WHAT IS REQUIRED:
Write out every line from the listing below where the string "watermark" is found.

DATASET ENTRIES:
....

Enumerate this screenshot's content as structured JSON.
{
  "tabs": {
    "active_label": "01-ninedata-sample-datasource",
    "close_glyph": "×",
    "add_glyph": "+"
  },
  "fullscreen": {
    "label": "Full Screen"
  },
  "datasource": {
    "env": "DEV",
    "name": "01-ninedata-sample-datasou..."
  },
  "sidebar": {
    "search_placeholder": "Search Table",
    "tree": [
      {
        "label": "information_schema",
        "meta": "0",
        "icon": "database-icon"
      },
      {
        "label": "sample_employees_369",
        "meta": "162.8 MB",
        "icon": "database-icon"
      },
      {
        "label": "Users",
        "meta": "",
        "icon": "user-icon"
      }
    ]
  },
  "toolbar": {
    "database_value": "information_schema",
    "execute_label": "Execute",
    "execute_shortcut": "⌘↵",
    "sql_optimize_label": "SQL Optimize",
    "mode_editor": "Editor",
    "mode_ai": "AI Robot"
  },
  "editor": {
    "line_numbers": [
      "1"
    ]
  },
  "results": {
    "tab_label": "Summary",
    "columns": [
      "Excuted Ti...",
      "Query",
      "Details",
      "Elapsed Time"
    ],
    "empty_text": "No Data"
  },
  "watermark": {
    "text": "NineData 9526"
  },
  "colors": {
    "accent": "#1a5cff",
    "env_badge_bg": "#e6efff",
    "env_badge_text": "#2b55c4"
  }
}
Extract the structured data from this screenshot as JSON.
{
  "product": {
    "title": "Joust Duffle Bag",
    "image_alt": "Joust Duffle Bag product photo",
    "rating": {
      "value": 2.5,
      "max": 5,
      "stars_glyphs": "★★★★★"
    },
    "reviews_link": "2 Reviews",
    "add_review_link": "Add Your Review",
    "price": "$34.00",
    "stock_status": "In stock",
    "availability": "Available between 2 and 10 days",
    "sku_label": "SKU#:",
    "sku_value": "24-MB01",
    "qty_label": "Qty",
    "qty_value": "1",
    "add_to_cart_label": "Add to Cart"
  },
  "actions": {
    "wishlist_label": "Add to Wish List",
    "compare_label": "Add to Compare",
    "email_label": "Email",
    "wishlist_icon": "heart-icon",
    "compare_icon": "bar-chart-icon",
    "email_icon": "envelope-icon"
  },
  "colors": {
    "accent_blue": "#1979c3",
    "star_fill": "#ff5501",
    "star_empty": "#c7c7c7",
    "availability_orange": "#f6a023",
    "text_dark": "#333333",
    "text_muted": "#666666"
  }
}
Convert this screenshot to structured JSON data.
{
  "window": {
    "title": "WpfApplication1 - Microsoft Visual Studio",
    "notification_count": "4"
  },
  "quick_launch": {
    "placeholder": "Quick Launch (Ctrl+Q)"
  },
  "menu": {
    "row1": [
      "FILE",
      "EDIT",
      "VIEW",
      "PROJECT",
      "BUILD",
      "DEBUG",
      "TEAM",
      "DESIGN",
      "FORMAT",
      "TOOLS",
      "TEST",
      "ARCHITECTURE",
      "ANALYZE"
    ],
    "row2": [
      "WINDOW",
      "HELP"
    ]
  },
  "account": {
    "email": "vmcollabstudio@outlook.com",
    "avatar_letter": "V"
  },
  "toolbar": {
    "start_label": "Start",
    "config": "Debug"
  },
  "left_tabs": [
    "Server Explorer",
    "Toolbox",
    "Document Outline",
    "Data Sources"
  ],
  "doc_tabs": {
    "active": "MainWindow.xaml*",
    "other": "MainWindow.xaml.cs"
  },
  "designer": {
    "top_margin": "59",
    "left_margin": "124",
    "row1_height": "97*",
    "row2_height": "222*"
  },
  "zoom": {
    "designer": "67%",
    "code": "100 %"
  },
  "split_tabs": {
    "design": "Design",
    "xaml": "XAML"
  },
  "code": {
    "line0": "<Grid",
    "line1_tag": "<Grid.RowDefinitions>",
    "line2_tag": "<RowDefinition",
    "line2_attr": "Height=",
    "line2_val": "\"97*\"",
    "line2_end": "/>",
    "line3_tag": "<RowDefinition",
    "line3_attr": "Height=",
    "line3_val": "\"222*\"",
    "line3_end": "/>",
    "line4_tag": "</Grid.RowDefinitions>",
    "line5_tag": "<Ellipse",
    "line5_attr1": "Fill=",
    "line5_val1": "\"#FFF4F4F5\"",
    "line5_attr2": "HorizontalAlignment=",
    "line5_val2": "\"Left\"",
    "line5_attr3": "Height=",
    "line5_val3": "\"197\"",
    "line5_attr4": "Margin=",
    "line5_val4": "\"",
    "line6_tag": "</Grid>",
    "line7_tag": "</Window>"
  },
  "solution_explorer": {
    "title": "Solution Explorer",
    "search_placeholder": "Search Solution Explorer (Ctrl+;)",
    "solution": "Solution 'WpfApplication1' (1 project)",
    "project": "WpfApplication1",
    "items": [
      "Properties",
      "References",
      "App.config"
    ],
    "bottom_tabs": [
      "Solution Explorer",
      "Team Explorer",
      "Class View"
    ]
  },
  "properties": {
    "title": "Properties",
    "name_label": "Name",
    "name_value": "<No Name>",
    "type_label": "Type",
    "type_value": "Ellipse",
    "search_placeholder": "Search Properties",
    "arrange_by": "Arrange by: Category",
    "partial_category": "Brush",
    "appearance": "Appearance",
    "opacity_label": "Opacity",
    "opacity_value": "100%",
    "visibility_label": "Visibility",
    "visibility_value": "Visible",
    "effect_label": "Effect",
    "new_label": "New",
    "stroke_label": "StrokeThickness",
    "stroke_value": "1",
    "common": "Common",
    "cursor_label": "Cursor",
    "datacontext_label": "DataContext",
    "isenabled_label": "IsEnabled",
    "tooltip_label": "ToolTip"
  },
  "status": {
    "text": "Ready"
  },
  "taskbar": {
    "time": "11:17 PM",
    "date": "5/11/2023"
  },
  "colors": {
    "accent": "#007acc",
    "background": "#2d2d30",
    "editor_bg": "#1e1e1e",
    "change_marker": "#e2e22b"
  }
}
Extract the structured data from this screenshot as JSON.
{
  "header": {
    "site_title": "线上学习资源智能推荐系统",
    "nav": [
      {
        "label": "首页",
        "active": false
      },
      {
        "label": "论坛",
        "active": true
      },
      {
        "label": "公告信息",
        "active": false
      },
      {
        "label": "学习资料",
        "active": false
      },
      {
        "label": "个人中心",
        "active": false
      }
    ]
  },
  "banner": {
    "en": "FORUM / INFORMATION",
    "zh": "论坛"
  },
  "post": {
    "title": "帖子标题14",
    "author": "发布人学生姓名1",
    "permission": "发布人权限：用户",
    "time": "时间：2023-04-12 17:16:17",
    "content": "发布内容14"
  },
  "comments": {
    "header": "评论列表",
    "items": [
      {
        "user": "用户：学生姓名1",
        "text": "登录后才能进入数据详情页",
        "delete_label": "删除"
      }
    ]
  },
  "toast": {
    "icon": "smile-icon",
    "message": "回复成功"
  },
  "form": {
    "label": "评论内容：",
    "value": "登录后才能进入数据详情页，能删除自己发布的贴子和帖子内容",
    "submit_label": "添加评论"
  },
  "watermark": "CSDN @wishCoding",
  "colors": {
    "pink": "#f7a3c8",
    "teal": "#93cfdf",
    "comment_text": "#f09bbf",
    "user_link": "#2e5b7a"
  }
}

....

ANSWER SECTION:
  "watermark": {
  "watermark": "CSDN @wishCoding",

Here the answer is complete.